• **Required action**
When a line in the data below includes "lane", pick it out and copy it.

• **Extracted entries**
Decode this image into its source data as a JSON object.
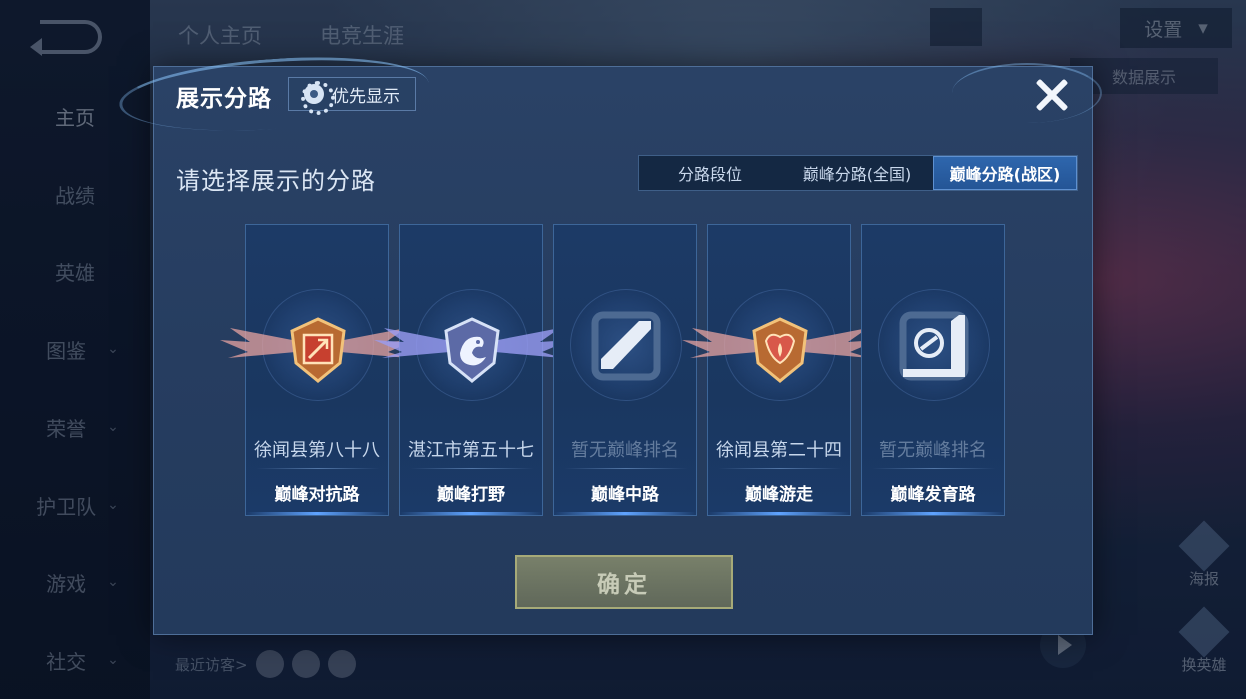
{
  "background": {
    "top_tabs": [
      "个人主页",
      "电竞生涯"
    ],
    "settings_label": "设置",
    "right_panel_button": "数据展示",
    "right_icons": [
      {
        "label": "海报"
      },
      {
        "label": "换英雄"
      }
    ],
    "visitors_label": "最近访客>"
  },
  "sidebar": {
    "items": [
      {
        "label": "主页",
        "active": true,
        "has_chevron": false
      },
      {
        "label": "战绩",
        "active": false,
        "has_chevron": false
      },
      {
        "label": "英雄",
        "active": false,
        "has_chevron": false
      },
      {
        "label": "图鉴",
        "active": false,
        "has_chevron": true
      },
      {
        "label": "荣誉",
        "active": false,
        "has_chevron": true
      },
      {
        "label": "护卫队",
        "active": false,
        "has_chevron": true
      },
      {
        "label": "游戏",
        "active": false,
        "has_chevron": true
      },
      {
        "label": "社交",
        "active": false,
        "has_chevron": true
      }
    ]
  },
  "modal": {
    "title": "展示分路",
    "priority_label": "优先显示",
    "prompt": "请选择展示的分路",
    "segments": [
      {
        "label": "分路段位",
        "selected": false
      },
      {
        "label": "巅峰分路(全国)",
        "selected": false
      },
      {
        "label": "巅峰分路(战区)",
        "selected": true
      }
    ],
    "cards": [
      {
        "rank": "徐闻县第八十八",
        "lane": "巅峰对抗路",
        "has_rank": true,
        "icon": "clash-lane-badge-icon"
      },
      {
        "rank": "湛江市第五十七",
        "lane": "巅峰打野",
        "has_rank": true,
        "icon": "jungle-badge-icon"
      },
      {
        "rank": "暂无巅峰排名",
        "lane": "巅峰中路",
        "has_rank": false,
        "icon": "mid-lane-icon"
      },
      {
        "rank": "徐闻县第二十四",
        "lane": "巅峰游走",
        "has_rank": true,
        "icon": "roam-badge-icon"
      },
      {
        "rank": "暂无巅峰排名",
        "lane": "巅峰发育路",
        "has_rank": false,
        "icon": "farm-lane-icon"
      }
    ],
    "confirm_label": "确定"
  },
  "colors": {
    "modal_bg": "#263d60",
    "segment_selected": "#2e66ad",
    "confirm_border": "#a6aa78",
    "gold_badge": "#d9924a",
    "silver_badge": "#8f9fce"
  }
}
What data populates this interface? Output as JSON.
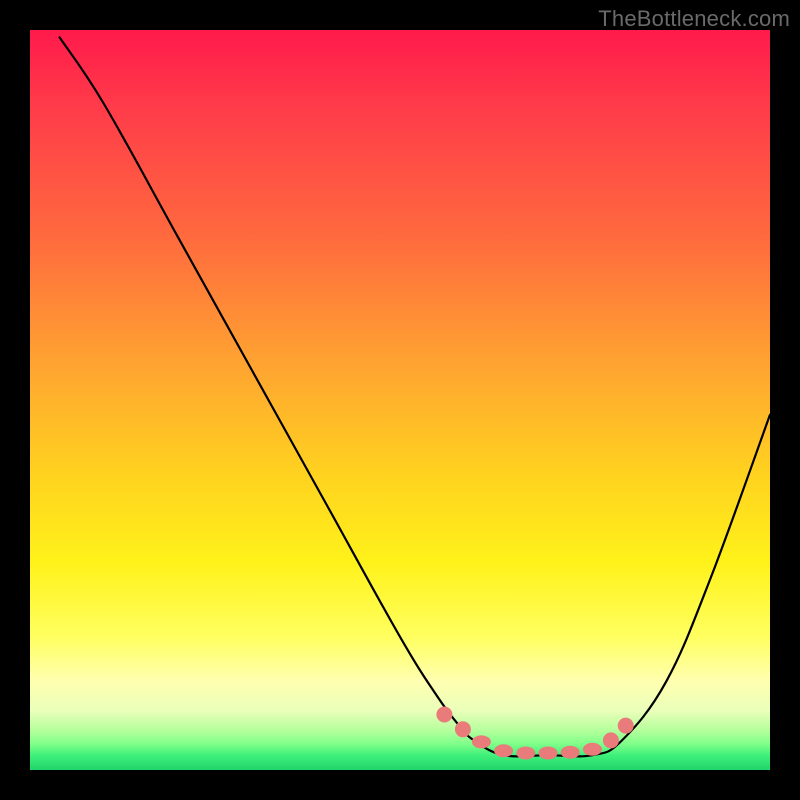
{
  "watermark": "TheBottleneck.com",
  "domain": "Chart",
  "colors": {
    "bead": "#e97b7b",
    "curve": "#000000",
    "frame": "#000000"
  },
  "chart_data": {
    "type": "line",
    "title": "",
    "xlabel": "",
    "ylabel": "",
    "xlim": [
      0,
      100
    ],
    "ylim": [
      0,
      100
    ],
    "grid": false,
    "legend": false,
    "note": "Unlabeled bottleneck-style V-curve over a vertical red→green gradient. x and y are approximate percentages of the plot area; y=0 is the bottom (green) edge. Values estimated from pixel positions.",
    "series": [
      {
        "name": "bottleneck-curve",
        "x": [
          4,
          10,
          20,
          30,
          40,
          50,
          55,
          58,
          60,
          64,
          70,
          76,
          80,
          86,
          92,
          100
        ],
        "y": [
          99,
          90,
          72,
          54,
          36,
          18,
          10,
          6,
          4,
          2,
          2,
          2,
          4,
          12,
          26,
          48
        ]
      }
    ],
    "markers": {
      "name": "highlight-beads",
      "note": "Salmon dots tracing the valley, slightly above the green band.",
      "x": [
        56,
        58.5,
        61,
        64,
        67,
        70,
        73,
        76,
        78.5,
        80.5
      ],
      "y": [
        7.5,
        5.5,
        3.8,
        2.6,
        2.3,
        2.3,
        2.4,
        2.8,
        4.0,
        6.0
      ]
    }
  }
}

• **Answer box**
        "lane": "巅峰对抗路",
        "icon": "clash-lane-badge-icon"
        "lane": "巅峰打野",
        "lane": "巅峰中路",
        "icon": "mid-lane-icon"
        "lane": "巅峰游走",
        "lane": "巅峰发育路",
        "icon": "farm-lane-icon"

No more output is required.